“I consider this to be Emmy bait. It’s just a question of whether Emmy voters bite,” Roush says.
Lifetime is backing other contenders, including Anne Heche in “Gracie’s Choice” and Marcia Gay Harden in “She’s Too Young.”
Sci Fi has a chance at earning kudos for “Battlestar Galactica,” a four-hour mini that premiered in December and was the most-viewed miniseries on cable last year. “Sci Fi broke through with nominations for ‘Taken,’ so they could hit again with ‘Battlestar Galactica,’ ” Roush says.
Although it’s not cable, PBS will likely be represented in the category at the Emmys with “Prime Suspect 6,” starring Helen Mirren, who has been nominated four times for her role in the previous “Prime Suspect” movies, winning once.
“She should be a slam-dunk,” Roush says. “She got nominated last year for ‘The Roman Spring of Mrs. Stone’ and is always formidable competition.”
A&E is hoping to be represented with the recent installment of its miniseries “Horatio Hornblower.” The 1999 mini on the character won, while 2001’s garnered a nom.

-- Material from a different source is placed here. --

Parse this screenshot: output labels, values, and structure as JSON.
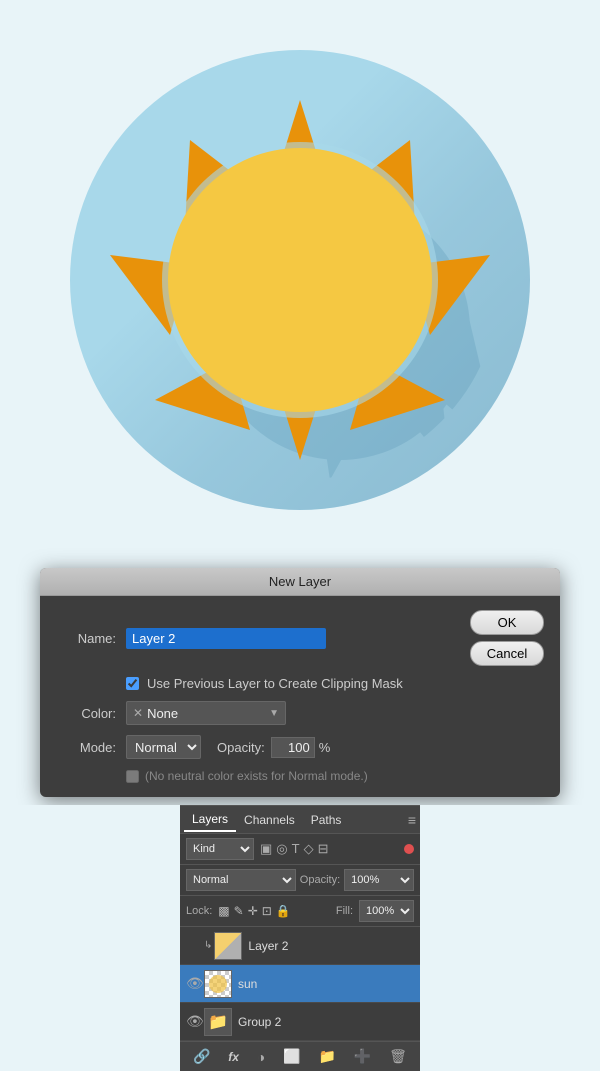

It also is giving a major push to original movie “Ike: Countdown to D-Day,” starring Tom Selleck, the cabler’s highest-rated original ever.
Some long shots that can’t be discounted, according to Roush, include USA’s “Traffic” and Jamie Foxx’s performance in FX’s “Redemption: The Stan Tookie Williams Story.”
“I would be lying if I said we made movies to win Emmys, but we won’t complain if we’re nominated,” says TNT’s Wright, who is hoping “The Goodbye Girl” could earn another Emmy nomination or win for TNT.